Texas health commissioner describes state's continued response to COVID-19, monkeypox

The Texas health commissioner addressed the state's latest public health priorities as they continue to deal with COVID-19 and the rise in monkeypox cases.

Texas Department of State Health Services Commissioner Dr. John W. Hellerstedt spoke at the Distinguished Speaker Series event in Austin Thursday, which is hosted by the Texas Public Health Coalition and the Texas Medical Association.

He said COVID-19 hospital cases are down right now, but the spread of monkeypox is a cause for alarm.

The state health commissioner described the most urgent public health concerns his office is facing.

"Obviously, the big story over the past 2.5 years is COVID-19," Dr. Hellerstedt said.

He added that the latest data shows COVID-19 is here to stay.

"Keep in mind viruses don't want to kill you, they want to reproduce," he explained.

There are currently 3,400 people hospitalized statewide with COVID-19.

Dr. Hellerstedt said that number is decreasing.

As of this month, some 6 million Texans have tested positive for the virus since the start of the pandemic.

That's not taking into account home testing.

The dominant subvariant right now is BA.5.

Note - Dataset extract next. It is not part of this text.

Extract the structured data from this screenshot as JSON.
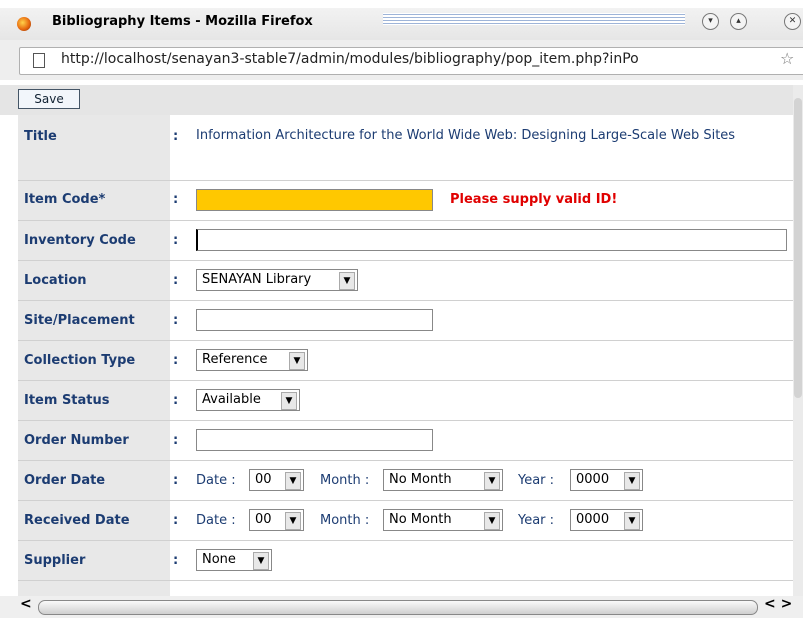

"They're more capable of causing infection, but less susceptible of making people seriously ill, needing the hospital, or dying," Dr. Hellerstedt said.

Another virus is also giving public health officials cause for concern.

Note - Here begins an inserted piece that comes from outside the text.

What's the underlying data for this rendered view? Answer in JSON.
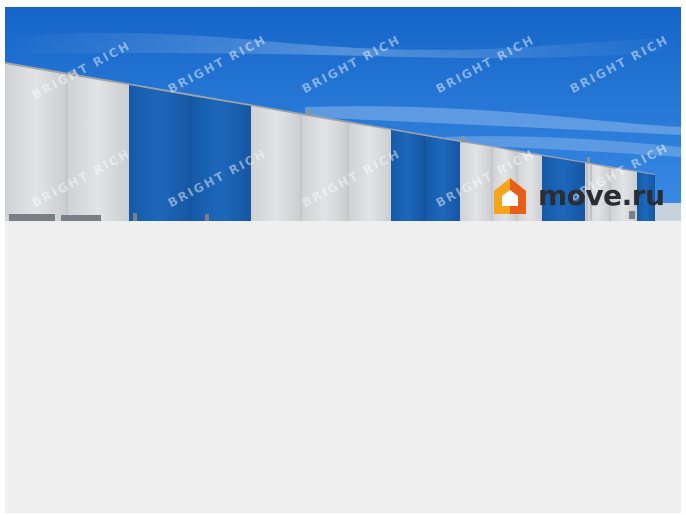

[HOST: "What about Monkeypox in Texas?"] "Monkeypox should be taken very, very seriously," Dr. Hellerstedt answered.

RELATED: Dallas County declares emergency after 'significant increase' in monkeypox cases

Monkeypox infections are on the rise in parts of Texas.

According to the latest state data, the greatest concentration of new cases is in Dallas County.

"We really need to get it under control," Dr. Hellerstedt said.

He added that no deaths have been reported in the U.S. so far, but some patients have been hospitalized due to severe pain that can be brought on by the rash.

Health officials said the primary spread has been through close contact of sexual intercourse between men, but Dr. Hellerstedt cautions against the general public dismissing the disease based on that fact alone.

"It's very clear that surfaces can be contaminated with viable monkeypox from someone who has an active rash and has the secretions," he explained.

That includes countertops and bedding.

RELATED: Monkeypox virus: Symptoms, vaccines and testing

Dr. Hellerstedt said everyone needs to take monkeypox seriously, or it could spread fast.

"There's been some cases where household members who are not sexual partners did in fact contract monkeypox," he added.

Dr. Hellerstedt said the state recently upgraded its data collection software to better track and share infectious disease rates.